Japan's new Nuclear Regulation Authority has scrapped plans to make stress tests a prerequisite for the reopening of Japan's idled nuclear power plants.
Radiation physicist and chairman of the Nuclear Regulation Authority Shunichi Tanaka told a news conference, "It is a good thing to make businesses focus on safety, but I'm not going to make stress tests a prerequisite to restarting reactors," TBS reported.
Tanaka said the organization plans to draw up new regulations in regard to restarting Japan's idled nuclear power plants based on the results of a study of Japan's active fault lines that will start next month.
When asked about the Oi nuclear power plant in Fukui Prefecture, at which two reactors underwent stress tests before being restarted, Tanaka replied, "I do not have the authority to stop those reactors."
In February of this year, the former Nuclear Safety Commission Chairman Haruki Madarame said the first round stress tests were insufficient because they only examined essential safety equipment used in times of natural disasters. Madarame emphasized that a second stage of stress testing was necessary. Those comments came shortly after the Nuclear and Industrial Safety Agency controversially cut off a debate by a panel of experts and gave their approval to the Oi stress test results.
The new Nuclear Regulation Authority was established on Sept 19 and charged with overseeing the safety of Japan's atomic reactors, supposedly marking a fresh start in nuclear regulation. However, the organization immediately came under fire from lawmakers and civic groups when it was announced that Tanaka, who previously served key positions in bodies that donated to Japan's nuclear energy drive before the Fukushima crisis, would be made chairman. Tanaka was appointed under the authority of Prime Minister Yoshihiko Noda without winning Diet approval.

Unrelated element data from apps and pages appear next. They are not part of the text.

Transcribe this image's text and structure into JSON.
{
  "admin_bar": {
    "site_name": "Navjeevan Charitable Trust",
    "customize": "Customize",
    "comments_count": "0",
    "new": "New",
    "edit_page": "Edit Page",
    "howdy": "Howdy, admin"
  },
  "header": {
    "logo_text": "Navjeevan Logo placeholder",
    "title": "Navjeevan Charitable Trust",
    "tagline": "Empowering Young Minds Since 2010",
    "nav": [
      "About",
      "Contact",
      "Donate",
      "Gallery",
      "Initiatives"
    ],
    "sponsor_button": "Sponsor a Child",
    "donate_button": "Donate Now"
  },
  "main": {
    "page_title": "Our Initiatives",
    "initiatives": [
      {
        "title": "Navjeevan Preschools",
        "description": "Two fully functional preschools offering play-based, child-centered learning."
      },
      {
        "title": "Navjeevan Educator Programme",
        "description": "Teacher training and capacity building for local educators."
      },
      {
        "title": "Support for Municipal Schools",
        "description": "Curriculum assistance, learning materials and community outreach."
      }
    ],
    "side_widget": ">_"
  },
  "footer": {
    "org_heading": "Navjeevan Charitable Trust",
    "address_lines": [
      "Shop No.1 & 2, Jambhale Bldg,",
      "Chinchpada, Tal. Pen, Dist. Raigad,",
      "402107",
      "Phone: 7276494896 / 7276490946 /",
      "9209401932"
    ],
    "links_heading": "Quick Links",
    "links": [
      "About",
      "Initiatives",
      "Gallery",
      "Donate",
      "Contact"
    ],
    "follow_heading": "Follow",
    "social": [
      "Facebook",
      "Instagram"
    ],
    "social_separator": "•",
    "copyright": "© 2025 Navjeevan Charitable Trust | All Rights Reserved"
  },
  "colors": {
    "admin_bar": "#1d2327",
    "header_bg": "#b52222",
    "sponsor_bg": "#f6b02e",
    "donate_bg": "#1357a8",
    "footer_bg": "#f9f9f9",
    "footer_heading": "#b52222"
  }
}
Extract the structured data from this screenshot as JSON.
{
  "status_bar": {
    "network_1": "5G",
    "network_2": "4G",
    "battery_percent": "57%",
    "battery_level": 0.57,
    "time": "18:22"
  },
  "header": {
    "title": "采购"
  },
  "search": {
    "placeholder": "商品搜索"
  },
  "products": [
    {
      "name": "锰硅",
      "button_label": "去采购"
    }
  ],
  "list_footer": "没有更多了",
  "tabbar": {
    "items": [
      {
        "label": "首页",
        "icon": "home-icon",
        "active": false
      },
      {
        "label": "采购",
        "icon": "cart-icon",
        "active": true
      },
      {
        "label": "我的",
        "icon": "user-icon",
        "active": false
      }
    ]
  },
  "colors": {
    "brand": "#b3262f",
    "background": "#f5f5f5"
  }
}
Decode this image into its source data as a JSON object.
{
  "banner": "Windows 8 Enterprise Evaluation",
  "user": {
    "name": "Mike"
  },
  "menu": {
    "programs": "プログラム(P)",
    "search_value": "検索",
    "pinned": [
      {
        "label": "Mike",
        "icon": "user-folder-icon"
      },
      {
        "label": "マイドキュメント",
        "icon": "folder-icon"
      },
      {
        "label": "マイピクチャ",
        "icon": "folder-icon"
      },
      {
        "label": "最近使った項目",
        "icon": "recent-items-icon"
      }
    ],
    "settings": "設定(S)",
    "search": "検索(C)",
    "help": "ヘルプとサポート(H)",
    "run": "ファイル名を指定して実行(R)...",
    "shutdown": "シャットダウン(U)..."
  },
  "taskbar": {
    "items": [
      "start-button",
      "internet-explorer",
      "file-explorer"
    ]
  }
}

The organization has also been criticized for having been created under the umbrella of the Ministry of Economy, Trade and Industry, which promotes nuclear power.© Japan Today